Another year, another Christmas post. For a non-Christian, I spend a lot of time each December writing about Christmas.
We picked up our tree today. For the fourth year in a row, we drove out through the dormant apple orchards to Showers’ Tree Farm. We used to go to Seven Springs Tree Farm, closer to town, but they went out of business. Just as well, Seven Springs priced their trees by the foot—seven dollars if I remember correctly. Bouncing up the dirt road into the field where they grew the trees, I’d always say “This year, kids, no more than six feet.”
Every year, not while sitting in our car listening to Christmas carols with the heater blasting a summer breeze, but out in the field, an icy wind blowing our voices away, we had the same argument.
Eli: “I want a fat tree.”
Sophie: “I want a tree shaped like a Christmas tree.”
Susan: “I want a Charlie Brown tree.”
Me: “I want a tree less than six feet.”
After a frigid half hour of arguing, we’d find the perfect tree. I would lay in the snow, scooch myself under the tree, and cut it off at the base with a bow saw. Checking out at the gift shop with its overpriced ornaments, store bought donuts and scalded hot chocolate, the guy would measure the tree. “I got eight feet. Fifty-six dollars.” Tip, crappy food, an ornament we didn’t need, our trip to the country tree farm was an eighty-dollar outing. It would be cheaper to buy a tree from a church in the middle of a city.
On our way out to Showers’ today, Susan told us tree prices are going up. “Well maybe not here in Gettysburg, but nationally. I read about it on NPR today.” It seems Boomers are done with real trees; the tree farms aren’t selling enough to sustain operations. Showers’ is the same price every year—thirty-five dollars, any tree, any size.

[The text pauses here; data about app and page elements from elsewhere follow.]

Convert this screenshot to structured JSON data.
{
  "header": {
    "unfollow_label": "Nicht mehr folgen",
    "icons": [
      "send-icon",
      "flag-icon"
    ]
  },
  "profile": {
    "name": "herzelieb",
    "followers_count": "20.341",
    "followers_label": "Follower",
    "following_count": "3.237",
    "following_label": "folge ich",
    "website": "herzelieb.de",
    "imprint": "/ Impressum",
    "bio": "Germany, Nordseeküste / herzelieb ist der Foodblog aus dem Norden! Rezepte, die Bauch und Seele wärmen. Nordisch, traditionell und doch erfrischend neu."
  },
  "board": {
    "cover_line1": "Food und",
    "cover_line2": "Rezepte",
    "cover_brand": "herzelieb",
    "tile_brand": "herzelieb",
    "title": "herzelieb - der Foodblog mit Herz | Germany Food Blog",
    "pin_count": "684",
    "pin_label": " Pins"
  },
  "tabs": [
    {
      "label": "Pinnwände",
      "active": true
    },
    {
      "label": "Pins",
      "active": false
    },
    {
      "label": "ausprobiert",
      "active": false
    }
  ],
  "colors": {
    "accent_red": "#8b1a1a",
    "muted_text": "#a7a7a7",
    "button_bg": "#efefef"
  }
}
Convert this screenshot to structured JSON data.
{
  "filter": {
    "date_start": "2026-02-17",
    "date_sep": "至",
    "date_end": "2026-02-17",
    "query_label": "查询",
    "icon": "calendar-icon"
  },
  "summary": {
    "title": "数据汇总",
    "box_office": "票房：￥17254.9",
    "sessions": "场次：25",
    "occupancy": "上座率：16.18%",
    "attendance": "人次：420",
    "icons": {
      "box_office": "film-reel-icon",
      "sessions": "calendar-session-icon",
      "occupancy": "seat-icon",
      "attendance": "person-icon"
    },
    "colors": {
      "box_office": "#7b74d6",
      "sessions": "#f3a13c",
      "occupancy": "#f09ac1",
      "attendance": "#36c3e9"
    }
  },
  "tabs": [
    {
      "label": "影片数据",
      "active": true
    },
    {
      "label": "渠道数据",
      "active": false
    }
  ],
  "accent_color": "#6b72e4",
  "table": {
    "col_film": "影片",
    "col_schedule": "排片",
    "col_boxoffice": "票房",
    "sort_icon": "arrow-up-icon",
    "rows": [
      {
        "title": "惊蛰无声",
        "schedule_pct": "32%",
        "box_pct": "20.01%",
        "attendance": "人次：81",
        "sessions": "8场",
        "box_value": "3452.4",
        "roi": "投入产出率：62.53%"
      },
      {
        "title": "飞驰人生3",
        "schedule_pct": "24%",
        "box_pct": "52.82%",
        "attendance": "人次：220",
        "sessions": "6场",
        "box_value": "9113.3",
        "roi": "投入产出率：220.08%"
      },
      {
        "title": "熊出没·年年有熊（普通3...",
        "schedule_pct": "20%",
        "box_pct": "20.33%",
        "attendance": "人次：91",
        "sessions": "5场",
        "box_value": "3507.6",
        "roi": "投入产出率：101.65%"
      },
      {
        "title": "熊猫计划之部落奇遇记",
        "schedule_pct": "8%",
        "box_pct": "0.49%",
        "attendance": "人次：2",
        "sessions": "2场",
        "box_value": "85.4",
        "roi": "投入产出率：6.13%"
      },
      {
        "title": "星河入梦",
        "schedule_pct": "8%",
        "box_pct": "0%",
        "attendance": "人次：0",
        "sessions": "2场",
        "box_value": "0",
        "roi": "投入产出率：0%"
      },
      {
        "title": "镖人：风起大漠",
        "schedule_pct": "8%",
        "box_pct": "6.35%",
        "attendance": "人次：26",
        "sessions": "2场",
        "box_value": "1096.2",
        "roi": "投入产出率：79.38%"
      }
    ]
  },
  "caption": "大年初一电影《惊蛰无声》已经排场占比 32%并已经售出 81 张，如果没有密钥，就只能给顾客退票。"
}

Except this year. They repainted their sign: Fifty Dollars – Any Tree.
At least they don’t have a gift shop.